ΙG I3 507_0.jpg

We are in the month of Hecatombeon. Between the 25th and 28th of the month, took place in Athens the Festival of the Panathenaea. 

The Panathenaea was the greatest and most splendid religious-politic festival of the Athenians in honour of “the Goddess”, Athena Polias, the protector of their city. In the festival participated all Athenians with their families, as well as metics, foreigners living in Athens, and representatives of other cities. Their origin must go far back, perhaps to the period of the synoecism, when, according to tradition, Theseus united all settlements of Attica in one polis. (Their end in the 3d c. AD).

The so-called Small or Lesser Panathenaea were celebrated every year, the Great Panathenaea every four years, the third year after the Olympic Games.

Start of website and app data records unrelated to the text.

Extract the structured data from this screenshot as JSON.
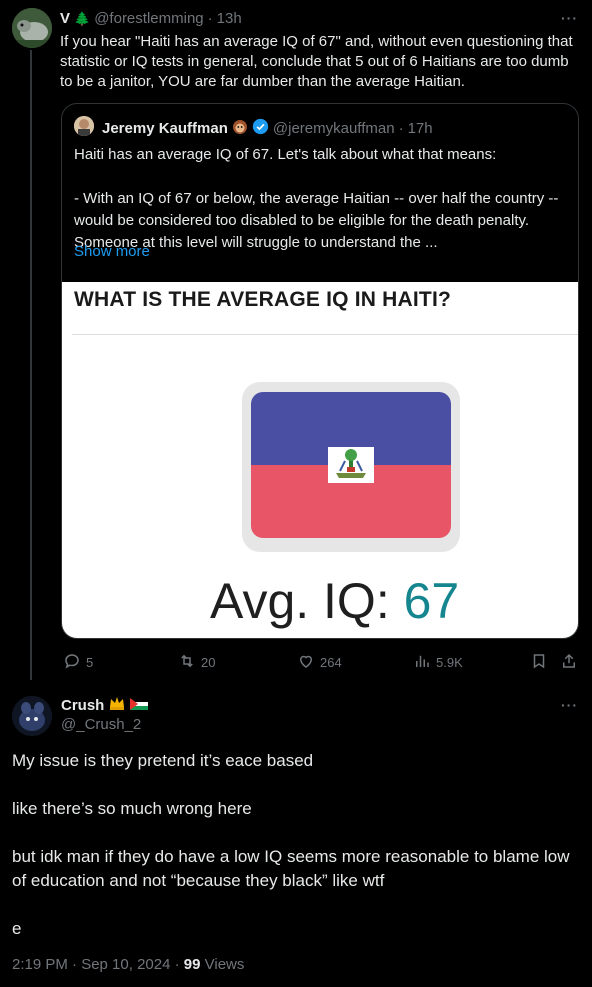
{
  "post1": {
    "display_name": "V",
    "name_emoji": "🌲",
    "handle": "@forestlemming",
    "time": "13h",
    "text": "If you hear \"Haiti has an average IQ of 67\" and, without even questioning that statistic or IQ tests in general,  conclude that 5 out of 6 Haitians are too dumb to be a janitor, YOU are far dumber than the average Haitian.",
    "more_label": "···"
  },
  "quote": {
    "display_name": "Jeremy Kauffman",
    "handle": "@jeremykauffman",
    "time": "17h",
    "line1": "Haiti has an average IQ of 67. Let's talk about what that means:",
    "line2": "- With an IQ of 67 or below, the average Haitian -- over half the country -- would be considered too disabled to be eligible for the death penalty. Someone at this level will struggle to understand the  ...",
    "show_more": "Show more",
    "image": {
      "title": "WHAT IS THE AVERAGE IQ IN HAITI?",
      "iq_label": "Avg. IQ: ",
      "iq_value": "67"
    }
  },
  "actions": {
    "replies": "5",
    "reposts": "20",
    "likes": "264",
    "views": "5.9K"
  },
  "post2": {
    "display_name": "Crush",
    "handle": "@_Crush_2",
    "more_label": "···",
    "paragraphs": [
      "My issue is they pretend it’s eace based",
      "like there’s so much wrong here",
      "but idk man if they do have a low IQ seems more reasonable to blame low of education and not “because they black” like wtf",
      "e"
    ],
    "timestamp": "2:19 PM · Sep 10, 2024 · ",
    "views_count": "99",
    "views_label": " Views"
  },
  "colors": {
    "background": "#000000",
    "accent": "#1d9bf0",
    "muted": "#71767b",
    "text": "#e7e9ea",
    "flag_blue": "#4a4fa3",
    "flag_red": "#e85567",
    "iq_value": "#15868f"
  }
}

This is why the Great Panathenaea were also called Πεντετερίς (= every four years). 

The festival included poetic competitions and music games at the Odeon (later in the Odeon of Pericles next to the Theater of Dionysus), featuring songs accompanied by the cithara or the flute or without accompaniment, as well as musical performances for cithara or flute or for two flutes. Moreover, different athletic competitions took place, such as running and equestrian games, as well as a boat race, with the corresponding awards. The most famous prize was the richly decorated Panathenaic amphora. 

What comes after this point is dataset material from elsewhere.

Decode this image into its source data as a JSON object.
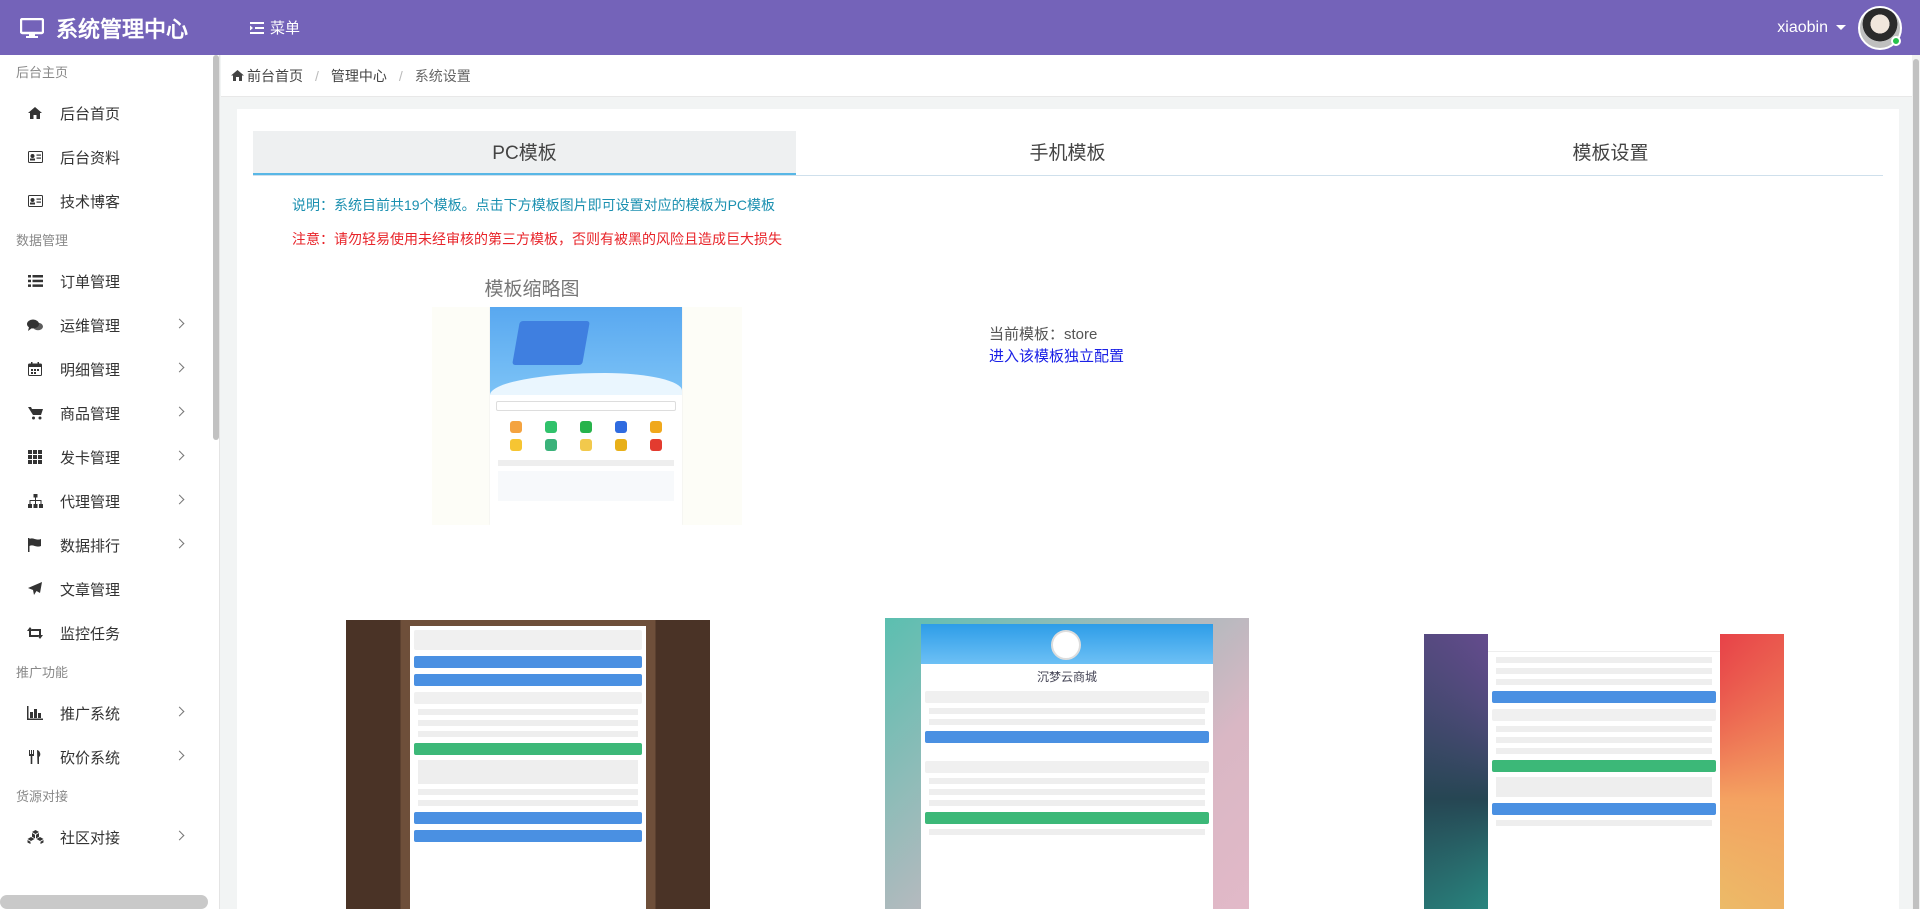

The running games were organised by the agōnothetai or athlothetai, one from each tribe. They are mentioned already since 566 BC according to the following inscription (IG I³ 507) from the Acropolis (at the Epigraphical Museum), in the context of their official instutionalisation by Peisistratos.

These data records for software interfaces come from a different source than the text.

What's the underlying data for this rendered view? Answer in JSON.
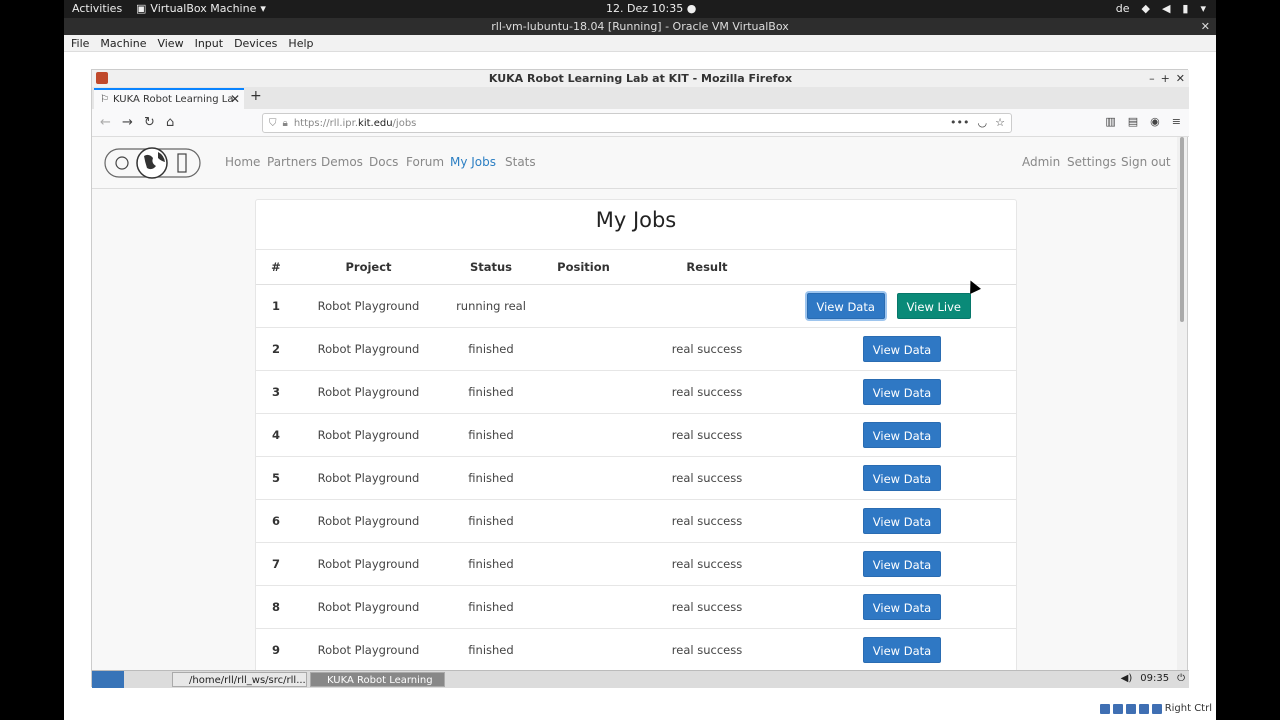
{
  "gnome": {
    "activities": "Activities",
    "app_name": "VirtualBox Machine",
    "clock": "12. Dez 10:35",
    "lang": "de"
  },
  "vbox": {
    "title": "rll-vm-lubuntu-18.04 [Running] - Oracle VM VirtualBox",
    "menu": [
      "File",
      "Machine",
      "View",
      "Input",
      "Devices",
      "Help"
    ],
    "host_key": "Right Ctrl"
  },
  "firefox": {
    "window_title": "KUKA Robot Learning Lab at KIT - Mozilla Firefox",
    "tab_title": "KUKA Robot Learning La",
    "url_scheme": "https://rll.ipr.",
    "url_host": "kit.edu",
    "url_path": "/jobs"
  },
  "site": {
    "nav_left": [
      "Home",
      "Partners",
      "Demos",
      "Docs",
      "Forum",
      "My Jobs",
      "Stats"
    ],
    "nav_right": [
      "Admin",
      "Settings",
      "Sign out"
    ],
    "active": "My Jobs"
  },
  "jobs": {
    "title": "My Jobs",
    "columns": [
      "#",
      "Project",
      "Status",
      "Position",
      "Result"
    ],
    "view_data_label": "View Data",
    "view_live_label": "View Live",
    "rows": [
      {
        "num": "1",
        "project": "Robot Playground",
        "status": "running real",
        "position": "",
        "result": "",
        "live": true
      },
      {
        "num": "2",
        "project": "Robot Playground",
        "status": "finished",
        "position": "",
        "result": "real success",
        "live": false
      },
      {
        "num": "3",
        "project": "Robot Playground",
        "status": "finished",
        "position": "",
        "result": "real success",
        "live": false
      },
      {
        "num": "4",
        "project": "Robot Playground",
        "status": "finished",
        "position": "",
        "result": "real success",
        "live": false
      },
      {
        "num": "5",
        "project": "Robot Playground",
        "status": "finished",
        "position": "",
        "result": "real success",
        "live": false
      },
      {
        "num": "6",
        "project": "Robot Playground",
        "status": "finished",
        "position": "",
        "result": "real success",
        "live": false
      },
      {
        "num": "7",
        "project": "Robot Playground",
        "status": "finished",
        "position": "",
        "result": "real success",
        "live": false
      },
      {
        "num": "8",
        "project": "Robot Playground",
        "status": "finished",
        "position": "",
        "result": "real success",
        "live": false
      },
      {
        "num": "9",
        "project": "Robot Playground",
        "status": "finished",
        "position": "",
        "result": "real success",
        "live": false
      }
    ]
  },
  "lxde": {
    "tasks": [
      "/home/rll/rll_ws/src/rll...",
      "KUKA Robot Learning ..."
    ],
    "clock": "09:35"
  },
  "colors": {
    "primary": "#2f78c4",
    "live": "#0a8a78",
    "nav_active": "#2c7fc3"
  }
}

“The running game was organised by the magistrates Kratēs, Thrasyklēs, Aristodikos, Brysōn, Atēnōr, who first instituted the competition in honour of the maiden with gleaming eyes (Athena)”.

The culmination of the festival was the formal Great Procession, in which took part the whole population of Attica, and the big feast with the common meal. The most characteristic part of the procession was the offering of the richly decorated saffron-coloured peplos to Athena, depicted in the Parthenon frieze. The peplos was woven, every year, by girls of aristocratic families of Athens, called ergastinai and depicted the Gigantomachy, the fight of the Gods and the Giants. Since the 4th century, during the Great Panathenaea, the peplos was suspended as a sail on the so-called Panathenaic ship, a ship on wheels that was pushed through the city to the Acropolis. The festive sacrifice with a hecatomb (sacrifice of 100 bulls) marked the end of the official ceremony.